◆ YOUR OBJECTIVE ◆
Show each line from the records below in which the word "this" occurs.

◆ Data entries ◆
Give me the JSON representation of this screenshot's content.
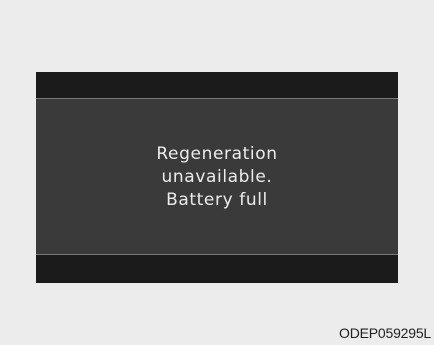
{
  "display": {
    "message_lines": [
      "Regeneration",
      "unavailable.",
      "Battery full"
    ]
  },
  "figure": {
    "code": "ODEP059295L"
  },
  "colors": {
    "page_background": "#ececec",
    "display_bezel": "#1b1b1b",
    "display_panel": "#3a3a3a",
    "divider_line": "#7a7a7a",
    "message_text": "#ececec",
    "caption_text": "#222222"
  }
}
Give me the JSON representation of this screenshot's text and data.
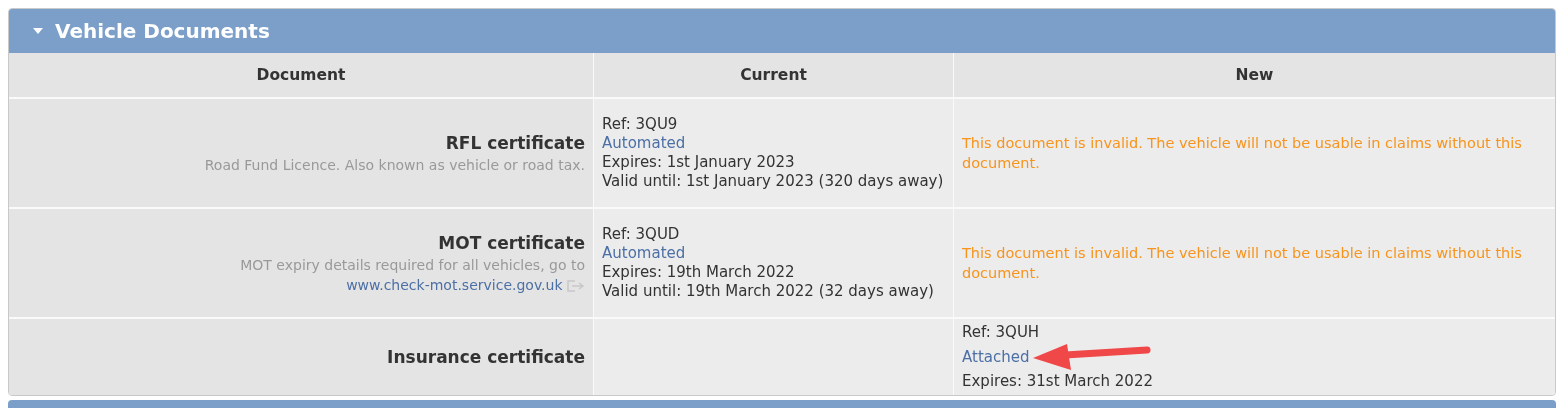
{
  "panel": {
    "title": "Vehicle Documents",
    "expanded": true
  },
  "columns": [
    "Document",
    "Current",
    "New"
  ],
  "rows": [
    {
      "name": "RFL certificate",
      "description": "Road Fund Licence. Also known as vehicle or road tax.",
      "current": {
        "kind": "details",
        "ref": "Ref: 3QU9",
        "source": "Automated",
        "expires": "Expires: 1st January 2023",
        "valid_until": "Valid until: 1st January 2023 (320 days away)"
      },
      "new": {
        "kind": "warning",
        "text": "This document is invalid. The vehicle will not be usable in claims without this document."
      }
    },
    {
      "name": "MOT certificate",
      "description": "MOT expiry details required for all vehicles, go to",
      "link": "www.check-mot.service.gov.uk",
      "current": {
        "kind": "details",
        "ref": "Ref: 3QUD",
        "source": "Automated",
        "expires": "Expires: 19th March 2022",
        "valid_until": "Valid until: 19th March 2022 (32 days away)"
      },
      "new": {
        "kind": "warning",
        "text": "This document is invalid. The vehicle will not be usable in claims without this document."
      }
    },
    {
      "name": "Insurance certificate",
      "current": {
        "kind": "empty"
      },
      "new": {
        "kind": "details",
        "ref": "Ref: 3QUH",
        "source": "Attached",
        "expires": "Expires: 31st March 2022",
        "pointer": true
      }
    }
  ]
}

◆ WRITTEN SOLUTION ◆
Give me the JSON representation of this screenshot's content.
Give me the JSON representation of this screenshot's text and data.
        "text": "This document is invalid. The vehicle will not be usable in claims without this document."
        "text": "This document is invalid. The vehicle will not be usable in claims without this document."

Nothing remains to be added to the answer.